        NSPredicate *latinNamePredicate = [NSPredicate predicateWithFormat:@"latinName BEGINSWITH[cd] %@", searchString];
        NSPredicate *commonNamePredicate = [NSPredicate predicateWithFormat:@"commonName BEGINSWITH[cd] %@", searchString];

        self.filteredContents = [[self.contents filteredSetUsingPredicate:[NSCompoundPredicate orPredicateWithSubpredicates:[NSArray arrayWithObjects:latinNamePredicate, commonNamePredicate, nil]]] allObjects];

    [Plant plantsWithSearchString:searchString searchScope:searchScope success:^(NSSet *plants) {
        self.contents = [self.contents setByAddingObjectsFromSet:plants];
        self.filteredContents = [plants allObjects];
    } failure:^(NSError *error) {
        NSLog(@"Error: %@", error);

First, the method returns early if the search string is blank. This is necessary since -searchDisplayController:shouldReloadTableForSearchScope: calls this method, and can be triggered with empty search text.

If the search is scoped to titles, local results can be filtered while search results are loaded asynchronously from the API. This pattern of filtering local data while waiting for remote data to be loaded is a great way to keep your app feeling fast and responsive, even when the network is slow or unavailable.

Plant +plantsWithSearchString:searchScope:success makes a call to the API. When the results are successfully loaded, they are added to a shared collection (used when filtering locally) and displayed in the search results table view.


Plant.m uses an HTTP client to talk to the API backend, passing in the appropriate flags and query, and processing the returned JSON.

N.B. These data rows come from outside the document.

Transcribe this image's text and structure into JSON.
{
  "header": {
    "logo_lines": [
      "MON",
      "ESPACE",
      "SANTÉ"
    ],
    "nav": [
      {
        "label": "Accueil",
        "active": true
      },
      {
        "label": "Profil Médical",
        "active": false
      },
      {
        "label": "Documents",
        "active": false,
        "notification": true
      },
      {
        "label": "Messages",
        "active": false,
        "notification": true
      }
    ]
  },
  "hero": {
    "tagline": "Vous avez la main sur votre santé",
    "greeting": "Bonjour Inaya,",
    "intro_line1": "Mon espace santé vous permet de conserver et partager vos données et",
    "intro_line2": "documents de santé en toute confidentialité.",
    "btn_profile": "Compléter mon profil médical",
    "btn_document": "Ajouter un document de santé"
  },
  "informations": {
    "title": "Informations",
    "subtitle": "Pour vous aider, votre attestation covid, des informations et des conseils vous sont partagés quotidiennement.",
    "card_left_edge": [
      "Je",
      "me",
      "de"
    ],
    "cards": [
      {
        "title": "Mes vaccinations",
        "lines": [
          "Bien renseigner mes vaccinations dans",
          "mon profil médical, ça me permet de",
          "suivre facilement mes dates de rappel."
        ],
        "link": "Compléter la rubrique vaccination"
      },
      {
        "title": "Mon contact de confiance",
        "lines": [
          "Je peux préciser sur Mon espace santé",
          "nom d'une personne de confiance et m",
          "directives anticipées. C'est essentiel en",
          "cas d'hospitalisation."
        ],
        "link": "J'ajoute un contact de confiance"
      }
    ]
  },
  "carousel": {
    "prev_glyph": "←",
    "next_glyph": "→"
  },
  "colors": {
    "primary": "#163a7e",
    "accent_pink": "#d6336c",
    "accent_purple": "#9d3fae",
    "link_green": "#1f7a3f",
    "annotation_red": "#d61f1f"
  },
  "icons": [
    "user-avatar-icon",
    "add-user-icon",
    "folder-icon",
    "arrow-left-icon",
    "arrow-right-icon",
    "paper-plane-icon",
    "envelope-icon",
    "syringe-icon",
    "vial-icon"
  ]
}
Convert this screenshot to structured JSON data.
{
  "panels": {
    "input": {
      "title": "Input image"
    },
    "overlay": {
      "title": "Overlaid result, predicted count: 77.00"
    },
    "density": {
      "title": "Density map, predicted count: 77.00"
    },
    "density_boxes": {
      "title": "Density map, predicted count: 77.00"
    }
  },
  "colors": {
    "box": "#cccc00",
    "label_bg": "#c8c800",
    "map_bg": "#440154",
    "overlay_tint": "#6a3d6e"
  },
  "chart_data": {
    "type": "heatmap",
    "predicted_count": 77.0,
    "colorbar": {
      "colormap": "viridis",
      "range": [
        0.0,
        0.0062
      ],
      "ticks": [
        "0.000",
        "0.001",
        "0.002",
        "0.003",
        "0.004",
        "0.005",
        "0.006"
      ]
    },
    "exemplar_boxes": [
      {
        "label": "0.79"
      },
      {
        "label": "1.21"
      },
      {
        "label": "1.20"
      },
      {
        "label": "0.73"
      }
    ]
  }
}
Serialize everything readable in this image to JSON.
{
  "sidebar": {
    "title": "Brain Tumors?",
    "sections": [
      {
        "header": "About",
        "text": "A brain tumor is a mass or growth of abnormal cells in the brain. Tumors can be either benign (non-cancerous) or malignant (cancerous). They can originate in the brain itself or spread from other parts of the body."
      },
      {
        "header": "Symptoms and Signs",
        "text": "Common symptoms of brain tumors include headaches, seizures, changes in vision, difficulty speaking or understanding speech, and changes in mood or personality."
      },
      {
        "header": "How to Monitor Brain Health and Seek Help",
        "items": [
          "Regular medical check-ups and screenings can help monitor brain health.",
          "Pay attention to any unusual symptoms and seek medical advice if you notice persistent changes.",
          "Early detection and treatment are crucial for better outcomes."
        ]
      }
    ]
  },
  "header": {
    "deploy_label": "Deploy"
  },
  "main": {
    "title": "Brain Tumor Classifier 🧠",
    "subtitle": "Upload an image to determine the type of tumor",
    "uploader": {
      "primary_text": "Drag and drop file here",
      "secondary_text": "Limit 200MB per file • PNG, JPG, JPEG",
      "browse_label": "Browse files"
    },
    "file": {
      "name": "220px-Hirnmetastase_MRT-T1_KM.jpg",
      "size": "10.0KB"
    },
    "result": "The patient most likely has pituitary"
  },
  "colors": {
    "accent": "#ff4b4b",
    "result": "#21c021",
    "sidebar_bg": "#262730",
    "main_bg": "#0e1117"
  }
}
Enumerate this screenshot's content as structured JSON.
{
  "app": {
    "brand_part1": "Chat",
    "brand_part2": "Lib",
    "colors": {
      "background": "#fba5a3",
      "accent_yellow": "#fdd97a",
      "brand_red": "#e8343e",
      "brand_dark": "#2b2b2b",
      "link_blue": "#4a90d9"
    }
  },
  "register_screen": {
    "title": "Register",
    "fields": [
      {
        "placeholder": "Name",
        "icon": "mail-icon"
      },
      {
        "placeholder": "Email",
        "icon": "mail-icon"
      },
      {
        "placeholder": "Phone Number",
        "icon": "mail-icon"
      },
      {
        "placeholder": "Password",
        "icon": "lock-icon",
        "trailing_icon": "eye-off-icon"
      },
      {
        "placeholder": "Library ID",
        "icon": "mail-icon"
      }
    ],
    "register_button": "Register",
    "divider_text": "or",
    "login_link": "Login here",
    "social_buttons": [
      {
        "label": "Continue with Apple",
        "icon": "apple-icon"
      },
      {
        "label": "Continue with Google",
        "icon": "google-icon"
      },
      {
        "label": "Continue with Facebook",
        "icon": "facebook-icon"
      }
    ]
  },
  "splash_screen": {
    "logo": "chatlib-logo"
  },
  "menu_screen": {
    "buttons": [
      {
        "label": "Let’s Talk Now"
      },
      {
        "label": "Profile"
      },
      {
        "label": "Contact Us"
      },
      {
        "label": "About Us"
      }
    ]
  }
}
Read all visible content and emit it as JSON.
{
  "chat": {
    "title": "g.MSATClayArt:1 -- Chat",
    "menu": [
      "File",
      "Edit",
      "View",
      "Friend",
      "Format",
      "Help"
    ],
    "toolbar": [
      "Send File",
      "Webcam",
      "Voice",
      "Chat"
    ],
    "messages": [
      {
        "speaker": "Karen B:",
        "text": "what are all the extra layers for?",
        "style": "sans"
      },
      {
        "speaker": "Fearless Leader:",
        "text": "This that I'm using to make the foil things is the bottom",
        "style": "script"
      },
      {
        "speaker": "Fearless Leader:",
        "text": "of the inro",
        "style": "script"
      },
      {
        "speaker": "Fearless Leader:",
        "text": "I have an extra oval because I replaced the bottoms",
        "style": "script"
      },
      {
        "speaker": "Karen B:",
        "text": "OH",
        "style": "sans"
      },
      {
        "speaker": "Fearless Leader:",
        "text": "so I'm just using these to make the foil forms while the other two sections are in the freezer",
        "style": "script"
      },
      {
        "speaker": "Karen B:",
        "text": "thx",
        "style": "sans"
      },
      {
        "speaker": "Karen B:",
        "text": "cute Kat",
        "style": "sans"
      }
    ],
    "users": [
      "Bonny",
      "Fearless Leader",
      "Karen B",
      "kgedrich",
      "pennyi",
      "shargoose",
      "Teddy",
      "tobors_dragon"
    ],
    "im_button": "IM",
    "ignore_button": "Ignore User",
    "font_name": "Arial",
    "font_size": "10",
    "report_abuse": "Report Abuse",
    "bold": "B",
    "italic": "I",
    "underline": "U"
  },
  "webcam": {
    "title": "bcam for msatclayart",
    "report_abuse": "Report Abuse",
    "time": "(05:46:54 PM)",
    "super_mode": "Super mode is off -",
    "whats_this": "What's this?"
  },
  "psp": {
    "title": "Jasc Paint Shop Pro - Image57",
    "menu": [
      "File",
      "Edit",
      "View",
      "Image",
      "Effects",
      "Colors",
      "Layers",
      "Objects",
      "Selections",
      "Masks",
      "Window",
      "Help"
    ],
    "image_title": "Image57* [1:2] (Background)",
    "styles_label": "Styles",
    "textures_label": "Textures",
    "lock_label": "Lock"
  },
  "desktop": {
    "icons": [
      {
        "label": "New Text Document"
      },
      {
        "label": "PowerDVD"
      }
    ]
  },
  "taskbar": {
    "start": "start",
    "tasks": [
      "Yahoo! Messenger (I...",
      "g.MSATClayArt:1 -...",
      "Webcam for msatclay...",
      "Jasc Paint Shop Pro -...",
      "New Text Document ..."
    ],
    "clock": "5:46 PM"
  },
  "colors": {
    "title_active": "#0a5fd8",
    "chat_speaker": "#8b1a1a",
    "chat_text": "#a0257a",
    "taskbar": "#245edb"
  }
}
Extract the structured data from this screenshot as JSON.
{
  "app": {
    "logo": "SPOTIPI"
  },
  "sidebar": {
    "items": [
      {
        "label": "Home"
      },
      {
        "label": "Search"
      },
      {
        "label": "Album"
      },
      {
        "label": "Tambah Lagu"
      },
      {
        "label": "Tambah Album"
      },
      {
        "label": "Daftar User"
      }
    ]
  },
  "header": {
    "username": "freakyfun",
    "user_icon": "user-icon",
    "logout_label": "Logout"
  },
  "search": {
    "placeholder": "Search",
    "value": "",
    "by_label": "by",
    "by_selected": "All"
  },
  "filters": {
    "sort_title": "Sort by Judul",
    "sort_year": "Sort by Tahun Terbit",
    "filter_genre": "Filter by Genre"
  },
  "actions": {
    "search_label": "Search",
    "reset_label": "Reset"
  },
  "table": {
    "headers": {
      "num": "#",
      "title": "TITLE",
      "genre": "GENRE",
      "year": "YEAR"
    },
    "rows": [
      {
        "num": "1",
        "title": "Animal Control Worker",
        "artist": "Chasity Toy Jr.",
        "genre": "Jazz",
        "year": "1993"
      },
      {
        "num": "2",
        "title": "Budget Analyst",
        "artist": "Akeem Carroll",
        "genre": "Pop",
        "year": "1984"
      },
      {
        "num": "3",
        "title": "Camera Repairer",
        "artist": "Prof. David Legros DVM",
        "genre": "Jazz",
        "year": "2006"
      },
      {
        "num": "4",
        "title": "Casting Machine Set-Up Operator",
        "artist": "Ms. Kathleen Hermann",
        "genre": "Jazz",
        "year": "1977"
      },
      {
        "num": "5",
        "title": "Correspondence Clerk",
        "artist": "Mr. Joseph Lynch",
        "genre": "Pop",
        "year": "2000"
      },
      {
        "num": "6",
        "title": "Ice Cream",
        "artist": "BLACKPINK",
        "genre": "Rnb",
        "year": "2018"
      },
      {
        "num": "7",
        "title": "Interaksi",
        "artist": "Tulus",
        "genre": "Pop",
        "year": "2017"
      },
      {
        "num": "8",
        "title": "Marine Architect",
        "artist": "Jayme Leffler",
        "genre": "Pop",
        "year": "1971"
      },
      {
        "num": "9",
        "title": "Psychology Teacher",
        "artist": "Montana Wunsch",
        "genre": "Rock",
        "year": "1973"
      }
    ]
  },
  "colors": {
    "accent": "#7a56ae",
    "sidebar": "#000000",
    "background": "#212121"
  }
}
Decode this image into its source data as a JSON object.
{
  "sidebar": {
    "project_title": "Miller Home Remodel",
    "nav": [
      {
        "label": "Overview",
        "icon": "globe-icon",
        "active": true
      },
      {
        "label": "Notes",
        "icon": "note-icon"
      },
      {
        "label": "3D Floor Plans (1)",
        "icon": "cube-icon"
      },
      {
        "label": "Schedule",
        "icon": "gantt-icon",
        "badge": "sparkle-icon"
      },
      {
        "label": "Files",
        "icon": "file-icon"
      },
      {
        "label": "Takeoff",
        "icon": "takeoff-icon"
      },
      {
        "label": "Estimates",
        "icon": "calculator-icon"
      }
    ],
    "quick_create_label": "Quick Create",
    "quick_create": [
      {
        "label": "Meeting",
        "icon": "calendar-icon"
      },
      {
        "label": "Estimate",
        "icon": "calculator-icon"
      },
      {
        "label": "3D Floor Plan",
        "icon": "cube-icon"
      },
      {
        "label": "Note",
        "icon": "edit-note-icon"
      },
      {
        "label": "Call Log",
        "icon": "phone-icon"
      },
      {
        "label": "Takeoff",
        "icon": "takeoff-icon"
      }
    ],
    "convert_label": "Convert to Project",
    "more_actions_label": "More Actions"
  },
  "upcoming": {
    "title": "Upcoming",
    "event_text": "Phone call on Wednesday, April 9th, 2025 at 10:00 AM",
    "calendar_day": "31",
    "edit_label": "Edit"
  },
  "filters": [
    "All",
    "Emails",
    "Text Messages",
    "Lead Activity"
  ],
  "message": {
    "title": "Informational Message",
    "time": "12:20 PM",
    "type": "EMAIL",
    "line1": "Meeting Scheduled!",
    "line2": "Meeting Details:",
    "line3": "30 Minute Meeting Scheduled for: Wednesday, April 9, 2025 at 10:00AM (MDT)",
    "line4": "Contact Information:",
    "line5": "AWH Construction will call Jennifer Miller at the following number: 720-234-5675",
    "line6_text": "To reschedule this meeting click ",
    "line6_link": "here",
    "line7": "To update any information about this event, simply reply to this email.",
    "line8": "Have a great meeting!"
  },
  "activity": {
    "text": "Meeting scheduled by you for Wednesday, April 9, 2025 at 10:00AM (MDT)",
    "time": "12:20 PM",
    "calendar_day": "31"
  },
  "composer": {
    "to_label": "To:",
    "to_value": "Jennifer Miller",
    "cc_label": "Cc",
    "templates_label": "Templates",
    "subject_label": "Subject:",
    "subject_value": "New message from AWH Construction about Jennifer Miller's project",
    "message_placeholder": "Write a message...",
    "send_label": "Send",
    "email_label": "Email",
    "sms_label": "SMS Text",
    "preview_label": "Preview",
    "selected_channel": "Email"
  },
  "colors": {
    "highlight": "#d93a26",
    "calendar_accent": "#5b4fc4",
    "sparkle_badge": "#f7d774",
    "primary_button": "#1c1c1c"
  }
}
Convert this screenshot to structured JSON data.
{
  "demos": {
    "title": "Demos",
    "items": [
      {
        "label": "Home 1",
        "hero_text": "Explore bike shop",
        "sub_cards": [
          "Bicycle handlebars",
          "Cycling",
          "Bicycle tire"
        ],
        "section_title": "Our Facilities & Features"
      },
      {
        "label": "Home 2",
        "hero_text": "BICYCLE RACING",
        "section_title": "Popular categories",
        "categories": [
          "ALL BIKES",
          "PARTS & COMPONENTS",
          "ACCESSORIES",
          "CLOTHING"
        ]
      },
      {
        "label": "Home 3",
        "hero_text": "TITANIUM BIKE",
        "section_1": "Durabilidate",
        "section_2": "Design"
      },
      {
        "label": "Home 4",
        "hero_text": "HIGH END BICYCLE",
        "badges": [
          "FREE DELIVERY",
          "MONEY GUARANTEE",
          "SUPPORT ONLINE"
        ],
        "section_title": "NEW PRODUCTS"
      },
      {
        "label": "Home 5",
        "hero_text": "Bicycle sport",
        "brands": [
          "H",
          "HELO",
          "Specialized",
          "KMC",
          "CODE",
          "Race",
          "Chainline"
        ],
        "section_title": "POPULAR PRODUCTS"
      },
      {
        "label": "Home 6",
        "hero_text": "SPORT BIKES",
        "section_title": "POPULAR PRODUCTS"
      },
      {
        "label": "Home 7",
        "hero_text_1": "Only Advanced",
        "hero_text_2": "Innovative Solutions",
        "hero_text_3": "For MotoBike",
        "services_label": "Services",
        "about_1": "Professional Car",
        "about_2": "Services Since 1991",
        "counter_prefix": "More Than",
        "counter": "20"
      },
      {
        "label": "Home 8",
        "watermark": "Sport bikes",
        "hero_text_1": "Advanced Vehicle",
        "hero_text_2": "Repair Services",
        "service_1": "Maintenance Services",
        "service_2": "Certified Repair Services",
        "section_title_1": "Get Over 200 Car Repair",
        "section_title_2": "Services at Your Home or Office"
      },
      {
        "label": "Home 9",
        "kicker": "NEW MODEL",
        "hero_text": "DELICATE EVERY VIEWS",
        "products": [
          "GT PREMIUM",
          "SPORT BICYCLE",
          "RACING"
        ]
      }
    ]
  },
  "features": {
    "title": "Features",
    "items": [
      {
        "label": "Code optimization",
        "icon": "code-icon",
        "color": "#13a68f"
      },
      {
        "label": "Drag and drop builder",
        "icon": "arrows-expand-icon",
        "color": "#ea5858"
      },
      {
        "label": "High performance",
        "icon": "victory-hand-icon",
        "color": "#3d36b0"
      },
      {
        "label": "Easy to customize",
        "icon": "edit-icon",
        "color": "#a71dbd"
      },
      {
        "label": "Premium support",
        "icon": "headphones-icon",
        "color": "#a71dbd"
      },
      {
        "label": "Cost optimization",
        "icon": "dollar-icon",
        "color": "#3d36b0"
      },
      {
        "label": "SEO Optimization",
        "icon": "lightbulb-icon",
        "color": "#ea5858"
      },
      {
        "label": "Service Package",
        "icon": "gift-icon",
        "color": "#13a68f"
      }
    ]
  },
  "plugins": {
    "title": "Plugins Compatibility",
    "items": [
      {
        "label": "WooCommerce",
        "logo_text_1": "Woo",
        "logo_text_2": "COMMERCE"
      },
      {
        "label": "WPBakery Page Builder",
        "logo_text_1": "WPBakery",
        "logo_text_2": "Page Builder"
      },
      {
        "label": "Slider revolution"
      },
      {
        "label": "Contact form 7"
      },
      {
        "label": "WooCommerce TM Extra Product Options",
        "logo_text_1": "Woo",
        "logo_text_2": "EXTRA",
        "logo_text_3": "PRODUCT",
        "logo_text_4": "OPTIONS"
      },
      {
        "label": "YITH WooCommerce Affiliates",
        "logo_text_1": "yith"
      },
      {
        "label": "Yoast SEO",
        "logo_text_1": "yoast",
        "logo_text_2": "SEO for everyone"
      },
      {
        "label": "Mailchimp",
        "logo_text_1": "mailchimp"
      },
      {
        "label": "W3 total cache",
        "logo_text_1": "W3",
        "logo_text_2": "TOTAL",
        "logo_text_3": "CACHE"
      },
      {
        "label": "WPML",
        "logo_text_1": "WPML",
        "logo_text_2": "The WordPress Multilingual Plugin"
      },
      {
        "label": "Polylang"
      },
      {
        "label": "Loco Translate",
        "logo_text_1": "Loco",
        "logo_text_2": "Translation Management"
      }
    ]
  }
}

Here’s an excerpt from the API call:

[[PlantsAPIClient sharedClient] getPath:@"/plants/search" parameters:mutableParameters success:^(AFHTTPRequestOperation *operation, id JSON) {
      NSMutableSet *mutablePlants = [NSMutableSet set];
      for (NSDictionary *attributes in [JSON valueForKey:@"plants"]) {
          Plant *plant = [[Plant alloc] initWithAttributes:attributes];
          [mutablePlants addObject:plant];
  /* .. */
  } failure:^(AFHTTPRequestOperation *operation, NSError *error) {
    /* .. */

Next steps

This example provides a working template for searching records from an API. Depending on your particular needs for your application, you may want to look into additional PostgreSQL dictionaries and parsers, or at how to highlight search terms in search results.